Do you have:
- An email manager? (Infusionsoft, Constant contact, or my favorite ConvertKit, etc.) *This is my affiliate link.
- You can read about why I left InfustionSoft and Ontraport and use ConvertKit here.
- A shopping cart system. I love ThriveCart and it’s a one-time cost vs a monthly cost or a system that charges per transaction.
- If you are doing recurring payments, I highly recommend a shopping cart vs invoicing in PayPal.
- A payment gateway. This is the system that actually charges the payment and deposits it into your account. Common gateways are PayPal, Stripe, and Square.
- Hosting? (I don’t love GoDaddy for this and prefer to use dedicated hosting from people who do my web maintenance. I like talking to a real person who I know if something goes down.)
- A domain purchased? I like namecheap.com to buy my domains.
- The platform you would like to use? Squarespace, WordPress, etc. I’m a big fan of WordPress and I never recommend Wix to someone as the platform.
- If you are using WordPress, do you already have a theme selected and purchased? I love the Divi theme, however, people either love it or hate it so experiment with a few themes and choose one that you love.
- Extra plugins required for your site? (translation to other languages, event listing, quiz builder, etc)
- Web maintenance? This means that when your website platform updates to a new version, your website gets updated and in doing so it doesn’t interfere with any integrations you have on your site with other plugins. This also means that your site gets protected from getting hacked, etc.
So now, take a breath. 🙂
This is usually where people start shutting down, tuning out, or distracting themselves. And this is where I thrive. I love all of this stuff.
The bottom line is if you are thinking you “need a website,” what is it that you actually need?
You can totally piece-meal this stuff and manage all of the components. You can hire one person to do it all. There are many options.

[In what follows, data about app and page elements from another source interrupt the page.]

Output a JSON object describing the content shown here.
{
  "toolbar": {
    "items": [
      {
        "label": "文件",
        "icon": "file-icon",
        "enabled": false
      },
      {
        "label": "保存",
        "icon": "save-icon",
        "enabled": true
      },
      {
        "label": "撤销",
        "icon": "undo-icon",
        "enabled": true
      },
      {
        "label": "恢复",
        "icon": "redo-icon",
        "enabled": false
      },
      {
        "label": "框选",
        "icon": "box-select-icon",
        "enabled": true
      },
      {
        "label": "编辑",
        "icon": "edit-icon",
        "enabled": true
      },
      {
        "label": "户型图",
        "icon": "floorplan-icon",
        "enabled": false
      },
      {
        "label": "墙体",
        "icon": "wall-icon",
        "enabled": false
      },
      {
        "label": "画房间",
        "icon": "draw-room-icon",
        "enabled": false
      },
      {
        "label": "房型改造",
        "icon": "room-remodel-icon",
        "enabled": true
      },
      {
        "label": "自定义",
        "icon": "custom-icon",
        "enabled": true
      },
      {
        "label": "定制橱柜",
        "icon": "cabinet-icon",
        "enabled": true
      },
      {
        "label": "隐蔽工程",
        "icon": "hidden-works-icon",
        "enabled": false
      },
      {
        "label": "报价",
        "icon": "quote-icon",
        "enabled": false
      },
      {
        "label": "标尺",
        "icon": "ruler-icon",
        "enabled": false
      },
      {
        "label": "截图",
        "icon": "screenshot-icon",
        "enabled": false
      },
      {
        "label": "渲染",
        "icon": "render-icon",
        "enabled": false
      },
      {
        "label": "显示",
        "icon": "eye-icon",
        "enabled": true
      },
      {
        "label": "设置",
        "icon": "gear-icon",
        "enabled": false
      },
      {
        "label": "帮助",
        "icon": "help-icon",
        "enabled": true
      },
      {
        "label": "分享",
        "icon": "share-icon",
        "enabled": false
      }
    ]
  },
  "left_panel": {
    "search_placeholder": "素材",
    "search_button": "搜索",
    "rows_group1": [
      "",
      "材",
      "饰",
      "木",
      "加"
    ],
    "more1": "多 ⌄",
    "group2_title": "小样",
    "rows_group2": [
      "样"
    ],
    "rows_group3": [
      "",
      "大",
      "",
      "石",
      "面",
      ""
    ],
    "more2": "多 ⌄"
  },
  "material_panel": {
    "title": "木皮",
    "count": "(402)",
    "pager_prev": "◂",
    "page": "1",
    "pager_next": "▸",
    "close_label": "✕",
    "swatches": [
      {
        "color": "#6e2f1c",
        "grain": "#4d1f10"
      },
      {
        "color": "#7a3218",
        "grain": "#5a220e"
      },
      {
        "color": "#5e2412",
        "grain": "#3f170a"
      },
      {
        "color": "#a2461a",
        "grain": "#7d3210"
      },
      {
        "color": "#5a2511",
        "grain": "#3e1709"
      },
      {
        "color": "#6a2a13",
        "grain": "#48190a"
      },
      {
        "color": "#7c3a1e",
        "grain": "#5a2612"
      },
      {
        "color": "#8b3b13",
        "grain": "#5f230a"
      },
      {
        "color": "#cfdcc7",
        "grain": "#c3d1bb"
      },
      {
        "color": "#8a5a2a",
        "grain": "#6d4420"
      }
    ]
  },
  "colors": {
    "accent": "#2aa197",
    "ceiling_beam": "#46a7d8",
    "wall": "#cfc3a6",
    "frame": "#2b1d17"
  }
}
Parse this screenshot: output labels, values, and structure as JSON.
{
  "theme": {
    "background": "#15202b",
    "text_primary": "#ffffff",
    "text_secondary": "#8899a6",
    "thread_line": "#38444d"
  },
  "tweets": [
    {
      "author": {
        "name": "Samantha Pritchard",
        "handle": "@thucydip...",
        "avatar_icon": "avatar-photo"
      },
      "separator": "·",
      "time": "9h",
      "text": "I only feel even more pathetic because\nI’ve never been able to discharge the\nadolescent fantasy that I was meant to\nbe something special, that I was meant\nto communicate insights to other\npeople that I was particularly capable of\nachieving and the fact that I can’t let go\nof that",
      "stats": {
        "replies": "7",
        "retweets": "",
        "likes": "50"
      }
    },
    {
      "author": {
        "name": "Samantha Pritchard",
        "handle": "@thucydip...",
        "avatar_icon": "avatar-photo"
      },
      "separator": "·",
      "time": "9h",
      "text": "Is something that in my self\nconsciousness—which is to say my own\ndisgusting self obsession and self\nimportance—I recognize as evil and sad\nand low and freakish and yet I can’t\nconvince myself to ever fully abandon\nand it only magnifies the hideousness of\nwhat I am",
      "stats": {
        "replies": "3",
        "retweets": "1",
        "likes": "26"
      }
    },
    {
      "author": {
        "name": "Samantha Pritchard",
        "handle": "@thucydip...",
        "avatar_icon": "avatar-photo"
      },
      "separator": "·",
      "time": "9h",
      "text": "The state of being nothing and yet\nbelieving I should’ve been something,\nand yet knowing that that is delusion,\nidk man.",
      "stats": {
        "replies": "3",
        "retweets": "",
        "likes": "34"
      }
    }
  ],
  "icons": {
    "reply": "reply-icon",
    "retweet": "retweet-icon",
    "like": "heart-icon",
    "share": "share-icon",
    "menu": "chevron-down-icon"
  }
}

This is also the reason that when I did websites, I charged $10,000 because I did ALL of these pieces. More accurately, my team and I do. And it’s also why I only did a few done-for-you websites a year as it wasn’t my main service I offered in my business.

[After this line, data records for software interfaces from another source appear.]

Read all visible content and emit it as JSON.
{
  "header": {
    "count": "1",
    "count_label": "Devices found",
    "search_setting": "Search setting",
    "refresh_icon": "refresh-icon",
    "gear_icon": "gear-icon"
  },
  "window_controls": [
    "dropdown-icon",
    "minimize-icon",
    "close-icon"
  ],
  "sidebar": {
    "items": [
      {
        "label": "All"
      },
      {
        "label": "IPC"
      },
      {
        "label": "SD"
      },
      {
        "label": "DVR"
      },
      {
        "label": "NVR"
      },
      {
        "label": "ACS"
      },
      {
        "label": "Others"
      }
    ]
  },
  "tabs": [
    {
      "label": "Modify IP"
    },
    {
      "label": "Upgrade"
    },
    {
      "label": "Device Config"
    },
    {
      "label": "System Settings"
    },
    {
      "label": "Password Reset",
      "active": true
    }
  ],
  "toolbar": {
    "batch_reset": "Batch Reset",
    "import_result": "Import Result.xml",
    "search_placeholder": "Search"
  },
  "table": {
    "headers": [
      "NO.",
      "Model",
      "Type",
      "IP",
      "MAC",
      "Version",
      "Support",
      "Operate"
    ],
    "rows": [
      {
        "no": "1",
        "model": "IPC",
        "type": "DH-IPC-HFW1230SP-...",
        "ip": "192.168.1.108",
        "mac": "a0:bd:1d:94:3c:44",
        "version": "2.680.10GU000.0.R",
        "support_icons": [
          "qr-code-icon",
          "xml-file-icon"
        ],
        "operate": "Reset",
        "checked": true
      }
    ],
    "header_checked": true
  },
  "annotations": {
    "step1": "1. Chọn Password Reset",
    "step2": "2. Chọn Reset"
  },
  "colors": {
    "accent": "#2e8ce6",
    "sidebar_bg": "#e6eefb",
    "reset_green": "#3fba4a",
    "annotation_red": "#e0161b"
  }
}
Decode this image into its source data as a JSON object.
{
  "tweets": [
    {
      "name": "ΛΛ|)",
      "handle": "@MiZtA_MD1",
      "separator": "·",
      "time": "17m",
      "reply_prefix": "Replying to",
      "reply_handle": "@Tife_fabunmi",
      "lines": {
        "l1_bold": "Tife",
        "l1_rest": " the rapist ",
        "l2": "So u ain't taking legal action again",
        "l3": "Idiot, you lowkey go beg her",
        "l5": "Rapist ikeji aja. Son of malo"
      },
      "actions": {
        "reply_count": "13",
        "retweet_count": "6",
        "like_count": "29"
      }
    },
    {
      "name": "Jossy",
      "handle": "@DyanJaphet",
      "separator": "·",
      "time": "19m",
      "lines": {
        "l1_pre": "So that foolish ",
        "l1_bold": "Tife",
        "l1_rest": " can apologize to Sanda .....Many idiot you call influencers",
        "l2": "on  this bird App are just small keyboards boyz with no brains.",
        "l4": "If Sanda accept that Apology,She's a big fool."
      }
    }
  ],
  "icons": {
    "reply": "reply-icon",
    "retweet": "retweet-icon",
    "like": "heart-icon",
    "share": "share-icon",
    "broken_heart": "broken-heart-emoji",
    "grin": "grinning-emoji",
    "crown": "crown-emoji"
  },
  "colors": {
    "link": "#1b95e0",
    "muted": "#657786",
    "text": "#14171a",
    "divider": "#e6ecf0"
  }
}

When people see the website outlined like this, they realize they don’t “need a website” but maybe they need to start with their message and website strategy, which is something I can usually outline for clients in a couple of hours. Then they take that and work with their own designer to get the visual brand put together. Then they turn that message into the actual copy that goes on each page.
When you get clear on what you truly need, then it’s much easier to find the right fit with a designer and copywriter.
If you truly just need a website, then that means you have the above items and just need someone to physically put it together. You hand over all of your images, text, forms, etc. and then someone builds the pages, which is the easy part IF you have all of the elements that go into the website. Hire the right person who knows what they are doing and is super familiar with the theme that you choose.
Do you just need a few of the items above? Then perhaps consider hiring out those individual pieces and then handing it over to a web developer/designer to put the actual site together.
Or if you need the whole enchilada, then hiring the right support from the beginning means it gets done right the first time as seamless as possible.
The “whole enchilada” is at least a three-month process and usually longer. Some people move faster. Some people require more space.
At the end of this work, you:
- Have a business model that works for you
- You are clear about your magic and how to communicate it. (message)
- Have clear copywriting for your site that communicates your magic to your ideal folks (copywriting)
- You have a visual brand that lights you up and your audience
- You are clear on what you are offering (pricing, products, and programs)
- You have a website strategy that works (people opt in and you have a way to nurture them and build a relationship)
- You have the technology handled (installing plugins, you have recommendations on which technology to use, etc)
- AND you have a website
Either way, know what you truly need for your online presence and you’ll make better hiring decisions to get the most bang for your buck.